WHAT THIS TASK INVOLVES — What lines below hold the string "spice"? Copy them all.

DATA RECORDS —

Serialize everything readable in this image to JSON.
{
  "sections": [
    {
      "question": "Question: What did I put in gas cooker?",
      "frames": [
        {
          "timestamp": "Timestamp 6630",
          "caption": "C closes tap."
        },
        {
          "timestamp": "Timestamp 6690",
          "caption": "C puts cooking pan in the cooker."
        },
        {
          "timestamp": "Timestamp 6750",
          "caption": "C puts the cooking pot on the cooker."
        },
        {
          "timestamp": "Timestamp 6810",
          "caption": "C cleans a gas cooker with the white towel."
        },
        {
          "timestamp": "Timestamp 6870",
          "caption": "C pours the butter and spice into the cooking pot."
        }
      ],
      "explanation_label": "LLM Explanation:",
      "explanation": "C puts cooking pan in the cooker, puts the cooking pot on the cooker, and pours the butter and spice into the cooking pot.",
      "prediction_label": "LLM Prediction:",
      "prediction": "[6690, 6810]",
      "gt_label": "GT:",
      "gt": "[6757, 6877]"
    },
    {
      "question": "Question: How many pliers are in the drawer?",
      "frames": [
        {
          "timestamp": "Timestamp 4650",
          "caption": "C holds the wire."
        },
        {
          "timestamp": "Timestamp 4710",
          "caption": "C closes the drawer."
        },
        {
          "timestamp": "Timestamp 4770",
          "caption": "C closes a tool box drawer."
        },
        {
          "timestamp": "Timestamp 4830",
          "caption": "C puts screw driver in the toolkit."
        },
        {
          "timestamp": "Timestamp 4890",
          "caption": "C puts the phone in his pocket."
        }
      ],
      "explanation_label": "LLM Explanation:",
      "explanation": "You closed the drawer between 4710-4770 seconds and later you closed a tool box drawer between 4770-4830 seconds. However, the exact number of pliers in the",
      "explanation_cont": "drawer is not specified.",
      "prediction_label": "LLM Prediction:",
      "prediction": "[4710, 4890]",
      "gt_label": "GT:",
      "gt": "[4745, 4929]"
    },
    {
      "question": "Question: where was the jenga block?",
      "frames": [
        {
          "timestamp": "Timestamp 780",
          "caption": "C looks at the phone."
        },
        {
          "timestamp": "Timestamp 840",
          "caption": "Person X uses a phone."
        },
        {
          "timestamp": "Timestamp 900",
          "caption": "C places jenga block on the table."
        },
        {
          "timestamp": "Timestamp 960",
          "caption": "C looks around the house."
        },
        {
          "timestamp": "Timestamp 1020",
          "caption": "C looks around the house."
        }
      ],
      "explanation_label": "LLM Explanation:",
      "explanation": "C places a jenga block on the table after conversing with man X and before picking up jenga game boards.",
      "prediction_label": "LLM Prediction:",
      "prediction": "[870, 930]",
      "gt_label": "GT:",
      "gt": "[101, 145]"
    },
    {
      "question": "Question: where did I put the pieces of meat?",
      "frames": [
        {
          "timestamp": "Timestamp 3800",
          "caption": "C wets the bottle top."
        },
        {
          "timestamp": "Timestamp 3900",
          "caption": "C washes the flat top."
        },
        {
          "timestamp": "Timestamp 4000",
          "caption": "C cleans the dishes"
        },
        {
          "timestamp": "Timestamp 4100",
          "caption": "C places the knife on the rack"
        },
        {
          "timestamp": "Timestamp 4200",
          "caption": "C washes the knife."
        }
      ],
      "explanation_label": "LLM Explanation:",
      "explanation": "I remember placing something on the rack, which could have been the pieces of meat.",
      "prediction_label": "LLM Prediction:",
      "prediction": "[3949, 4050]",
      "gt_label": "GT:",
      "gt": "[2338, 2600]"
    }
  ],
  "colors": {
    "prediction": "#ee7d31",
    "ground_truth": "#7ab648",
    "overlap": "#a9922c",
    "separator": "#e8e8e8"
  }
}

WORKED SOLUTION —
          "caption": "C pours the butter and spice into the cooking pot."
      "explanation": "C puts cooking pan in the cooker, puts the cooking pot on the cooker, and pours the butter and spice into the cooking pot.",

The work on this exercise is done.